Thick, white clouds surround us almost as if we are floating above them. All the concrete of the city have disappeared beneath us, under that layer of marshmallow white clouds. There are only the soothing sounds of chanting prayers echoing in the distance.
At 3,099 meters above sea level, all we see in the horizon are the clear blue skies and the sea of cloud at our feet.
We are standing on the peak of Mount Emei, the highest of the four sacred Buddhist mountains of China. Located on the western rim of the Sichuan basin, Mount Emei dominates the landscape of the Leshan county along with the world’s tallest Buddha.

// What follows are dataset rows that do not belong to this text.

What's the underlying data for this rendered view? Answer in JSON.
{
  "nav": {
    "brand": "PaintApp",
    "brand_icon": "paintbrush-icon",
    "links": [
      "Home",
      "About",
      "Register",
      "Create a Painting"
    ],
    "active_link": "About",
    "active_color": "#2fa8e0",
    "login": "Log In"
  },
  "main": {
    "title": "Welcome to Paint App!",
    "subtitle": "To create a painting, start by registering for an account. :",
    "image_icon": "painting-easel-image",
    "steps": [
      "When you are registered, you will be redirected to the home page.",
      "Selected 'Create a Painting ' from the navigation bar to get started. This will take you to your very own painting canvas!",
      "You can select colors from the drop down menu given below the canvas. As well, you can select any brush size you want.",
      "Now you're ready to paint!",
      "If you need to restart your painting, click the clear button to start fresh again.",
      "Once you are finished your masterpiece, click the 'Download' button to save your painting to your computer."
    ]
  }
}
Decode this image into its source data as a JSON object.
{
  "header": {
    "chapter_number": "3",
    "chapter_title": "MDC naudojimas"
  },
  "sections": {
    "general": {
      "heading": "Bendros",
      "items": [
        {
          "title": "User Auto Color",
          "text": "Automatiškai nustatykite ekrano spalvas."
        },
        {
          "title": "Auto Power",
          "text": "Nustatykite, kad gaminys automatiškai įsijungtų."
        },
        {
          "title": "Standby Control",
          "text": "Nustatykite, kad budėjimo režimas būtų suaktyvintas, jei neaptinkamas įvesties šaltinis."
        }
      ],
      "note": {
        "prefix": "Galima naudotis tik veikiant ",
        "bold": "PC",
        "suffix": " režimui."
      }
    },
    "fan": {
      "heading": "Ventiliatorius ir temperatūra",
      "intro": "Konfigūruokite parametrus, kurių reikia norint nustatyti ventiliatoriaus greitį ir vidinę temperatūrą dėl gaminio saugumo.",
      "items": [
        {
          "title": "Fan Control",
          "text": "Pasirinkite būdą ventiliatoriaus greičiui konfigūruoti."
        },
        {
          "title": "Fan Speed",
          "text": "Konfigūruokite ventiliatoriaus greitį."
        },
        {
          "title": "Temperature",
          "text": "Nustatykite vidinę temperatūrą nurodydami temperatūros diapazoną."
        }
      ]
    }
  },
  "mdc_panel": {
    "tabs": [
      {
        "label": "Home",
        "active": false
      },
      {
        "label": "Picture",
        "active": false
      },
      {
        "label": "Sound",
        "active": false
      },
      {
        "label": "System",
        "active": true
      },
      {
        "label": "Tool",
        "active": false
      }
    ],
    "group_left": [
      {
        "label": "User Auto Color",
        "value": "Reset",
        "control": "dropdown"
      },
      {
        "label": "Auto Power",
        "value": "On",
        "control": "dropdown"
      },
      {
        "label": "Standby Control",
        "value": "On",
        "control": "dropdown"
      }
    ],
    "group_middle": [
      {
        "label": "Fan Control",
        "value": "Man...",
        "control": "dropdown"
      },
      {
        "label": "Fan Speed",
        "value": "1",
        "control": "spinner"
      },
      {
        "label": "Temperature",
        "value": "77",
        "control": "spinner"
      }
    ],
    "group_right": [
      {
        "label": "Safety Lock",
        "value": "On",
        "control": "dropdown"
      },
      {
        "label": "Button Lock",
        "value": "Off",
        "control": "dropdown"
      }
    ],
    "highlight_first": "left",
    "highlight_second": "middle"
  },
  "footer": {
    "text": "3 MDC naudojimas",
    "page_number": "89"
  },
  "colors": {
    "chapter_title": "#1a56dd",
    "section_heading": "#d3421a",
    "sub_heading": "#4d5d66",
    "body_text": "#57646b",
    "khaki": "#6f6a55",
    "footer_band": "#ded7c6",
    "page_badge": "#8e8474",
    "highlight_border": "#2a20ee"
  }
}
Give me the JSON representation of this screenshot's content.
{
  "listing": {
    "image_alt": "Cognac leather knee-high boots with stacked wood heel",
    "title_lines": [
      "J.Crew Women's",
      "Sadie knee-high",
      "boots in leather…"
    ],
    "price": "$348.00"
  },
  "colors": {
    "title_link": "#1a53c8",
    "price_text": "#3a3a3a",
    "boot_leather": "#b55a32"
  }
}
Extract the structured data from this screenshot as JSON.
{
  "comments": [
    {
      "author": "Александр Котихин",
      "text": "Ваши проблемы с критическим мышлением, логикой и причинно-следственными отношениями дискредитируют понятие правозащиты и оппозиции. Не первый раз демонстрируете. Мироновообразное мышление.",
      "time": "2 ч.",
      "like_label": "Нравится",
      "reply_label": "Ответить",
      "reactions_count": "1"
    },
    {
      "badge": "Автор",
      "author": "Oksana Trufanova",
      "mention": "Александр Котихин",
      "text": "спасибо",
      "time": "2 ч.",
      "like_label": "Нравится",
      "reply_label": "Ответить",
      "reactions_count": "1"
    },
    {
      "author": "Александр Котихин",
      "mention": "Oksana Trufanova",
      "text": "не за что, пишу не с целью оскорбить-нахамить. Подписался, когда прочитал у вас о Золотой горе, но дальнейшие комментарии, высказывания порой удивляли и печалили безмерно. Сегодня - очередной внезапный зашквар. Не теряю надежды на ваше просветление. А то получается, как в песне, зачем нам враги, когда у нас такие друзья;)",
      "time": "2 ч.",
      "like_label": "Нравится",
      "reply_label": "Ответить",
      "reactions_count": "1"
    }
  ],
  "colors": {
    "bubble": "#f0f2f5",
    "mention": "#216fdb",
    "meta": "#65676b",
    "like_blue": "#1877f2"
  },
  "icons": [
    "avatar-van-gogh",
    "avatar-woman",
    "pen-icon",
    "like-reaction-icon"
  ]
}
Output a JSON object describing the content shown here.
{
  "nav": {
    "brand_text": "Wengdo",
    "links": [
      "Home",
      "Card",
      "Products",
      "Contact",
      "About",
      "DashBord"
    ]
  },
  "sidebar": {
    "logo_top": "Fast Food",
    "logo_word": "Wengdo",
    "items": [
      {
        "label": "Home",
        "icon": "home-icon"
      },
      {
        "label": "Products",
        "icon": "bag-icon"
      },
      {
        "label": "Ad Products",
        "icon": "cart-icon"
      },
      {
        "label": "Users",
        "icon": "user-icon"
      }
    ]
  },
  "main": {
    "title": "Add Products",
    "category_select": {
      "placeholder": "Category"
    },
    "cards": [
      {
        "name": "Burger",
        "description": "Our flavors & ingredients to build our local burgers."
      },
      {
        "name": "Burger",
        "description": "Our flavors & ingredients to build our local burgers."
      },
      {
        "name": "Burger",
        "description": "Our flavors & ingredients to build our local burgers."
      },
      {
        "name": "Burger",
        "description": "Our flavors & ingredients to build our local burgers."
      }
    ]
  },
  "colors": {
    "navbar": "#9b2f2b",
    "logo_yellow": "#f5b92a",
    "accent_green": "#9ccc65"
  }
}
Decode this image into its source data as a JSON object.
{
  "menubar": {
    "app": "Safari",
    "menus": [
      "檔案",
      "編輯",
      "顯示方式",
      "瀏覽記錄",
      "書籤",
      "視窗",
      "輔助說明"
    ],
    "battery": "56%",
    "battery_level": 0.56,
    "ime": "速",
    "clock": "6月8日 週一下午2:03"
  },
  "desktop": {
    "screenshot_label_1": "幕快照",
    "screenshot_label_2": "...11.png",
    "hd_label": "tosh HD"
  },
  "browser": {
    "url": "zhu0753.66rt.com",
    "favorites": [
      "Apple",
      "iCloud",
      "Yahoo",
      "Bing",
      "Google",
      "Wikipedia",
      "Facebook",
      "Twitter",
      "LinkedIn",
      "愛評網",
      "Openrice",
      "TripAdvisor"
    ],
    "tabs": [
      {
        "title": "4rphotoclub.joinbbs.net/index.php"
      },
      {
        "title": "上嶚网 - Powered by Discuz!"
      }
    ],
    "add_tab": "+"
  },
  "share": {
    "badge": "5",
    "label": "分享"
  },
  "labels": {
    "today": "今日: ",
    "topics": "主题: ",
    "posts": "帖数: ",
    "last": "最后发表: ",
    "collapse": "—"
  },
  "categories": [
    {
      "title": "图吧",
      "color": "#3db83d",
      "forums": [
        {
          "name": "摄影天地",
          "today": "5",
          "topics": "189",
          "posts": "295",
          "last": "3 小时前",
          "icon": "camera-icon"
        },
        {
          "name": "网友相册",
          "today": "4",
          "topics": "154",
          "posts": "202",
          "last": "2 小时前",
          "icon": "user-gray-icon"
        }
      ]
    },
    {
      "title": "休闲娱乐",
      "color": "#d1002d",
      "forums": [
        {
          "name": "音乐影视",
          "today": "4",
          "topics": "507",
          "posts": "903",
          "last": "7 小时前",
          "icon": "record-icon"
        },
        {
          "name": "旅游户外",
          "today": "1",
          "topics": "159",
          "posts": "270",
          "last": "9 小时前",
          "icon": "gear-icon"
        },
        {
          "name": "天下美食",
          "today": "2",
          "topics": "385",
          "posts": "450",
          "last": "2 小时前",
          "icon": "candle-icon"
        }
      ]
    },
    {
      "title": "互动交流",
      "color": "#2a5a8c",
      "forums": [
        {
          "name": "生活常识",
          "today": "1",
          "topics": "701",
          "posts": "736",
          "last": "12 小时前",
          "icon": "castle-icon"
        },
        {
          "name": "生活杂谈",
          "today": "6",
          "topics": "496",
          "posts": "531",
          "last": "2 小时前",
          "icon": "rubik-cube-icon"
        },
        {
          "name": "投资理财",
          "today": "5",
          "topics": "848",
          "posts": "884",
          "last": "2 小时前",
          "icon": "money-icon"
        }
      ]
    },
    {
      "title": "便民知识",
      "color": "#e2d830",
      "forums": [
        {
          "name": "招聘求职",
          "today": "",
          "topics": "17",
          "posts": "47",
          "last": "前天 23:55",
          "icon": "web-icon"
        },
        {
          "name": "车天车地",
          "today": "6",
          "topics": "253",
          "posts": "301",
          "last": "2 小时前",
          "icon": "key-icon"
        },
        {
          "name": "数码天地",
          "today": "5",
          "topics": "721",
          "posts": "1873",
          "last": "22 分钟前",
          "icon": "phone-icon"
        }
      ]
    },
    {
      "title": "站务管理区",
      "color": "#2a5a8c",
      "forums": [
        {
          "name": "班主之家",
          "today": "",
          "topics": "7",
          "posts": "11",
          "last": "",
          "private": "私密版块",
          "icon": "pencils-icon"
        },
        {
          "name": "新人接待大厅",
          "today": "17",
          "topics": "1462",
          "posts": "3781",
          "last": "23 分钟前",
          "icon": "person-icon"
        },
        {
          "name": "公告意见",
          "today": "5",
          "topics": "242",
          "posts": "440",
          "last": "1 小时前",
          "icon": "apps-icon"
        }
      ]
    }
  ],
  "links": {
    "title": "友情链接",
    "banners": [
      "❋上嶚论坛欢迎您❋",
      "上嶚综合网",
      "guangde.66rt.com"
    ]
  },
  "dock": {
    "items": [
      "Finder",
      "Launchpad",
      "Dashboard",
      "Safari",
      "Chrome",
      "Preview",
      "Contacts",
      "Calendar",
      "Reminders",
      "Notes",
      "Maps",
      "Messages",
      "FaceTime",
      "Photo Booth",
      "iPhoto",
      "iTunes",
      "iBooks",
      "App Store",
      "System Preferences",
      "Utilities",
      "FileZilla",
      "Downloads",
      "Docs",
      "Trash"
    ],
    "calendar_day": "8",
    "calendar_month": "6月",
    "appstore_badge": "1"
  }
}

Dotted all over the slopes of the mountain are 76 Buddhist monasteries, and on its peak is where the first Buddhist temple in China was built, back in the 1st century CE. Today, the mountain is a UNESCO World Heritage Site and hugely popular with Buddhist pilgrims from all other parts of China.
As part of our two-week China itinerary, we came to Mount Emei on a daytrip from Chengdu. Then we headed up to Jinding, or Golden Summit, and hiked over an hour to get to the mountain’s peak.
As a child, I’d heard of many Chinese mythical stories and legends surrounding this mountain, but nothing prepared me for this experience. Coming here felt surreal and I had an instant connection to the mountain. I’ll let Alberto’s pictures take you there with us and perhaps you can understand why.
The sea of clouds floats beneath the peak of Mount Emei
The highest point of the mountain, where entrance is prohibited
A photo that Alberto took of me sitting at the edge of the stone mountain
The Silver Temple at the summit
In the courtyard of the temple
Stairway to heaven: the steps that lead to the sea of clouds
A row of white elephant figures line the stairway
The Golden Temple at Jinding, the summit
Locks of love – people give their blessings using locks attached to the railings of Jinding
Massive statue of Samantabhadra shimmering in gold at the summit of Mount Emei
Disclaimer: This trip was made possible by China Odyssey Tours, but all opinions expressed above are our own.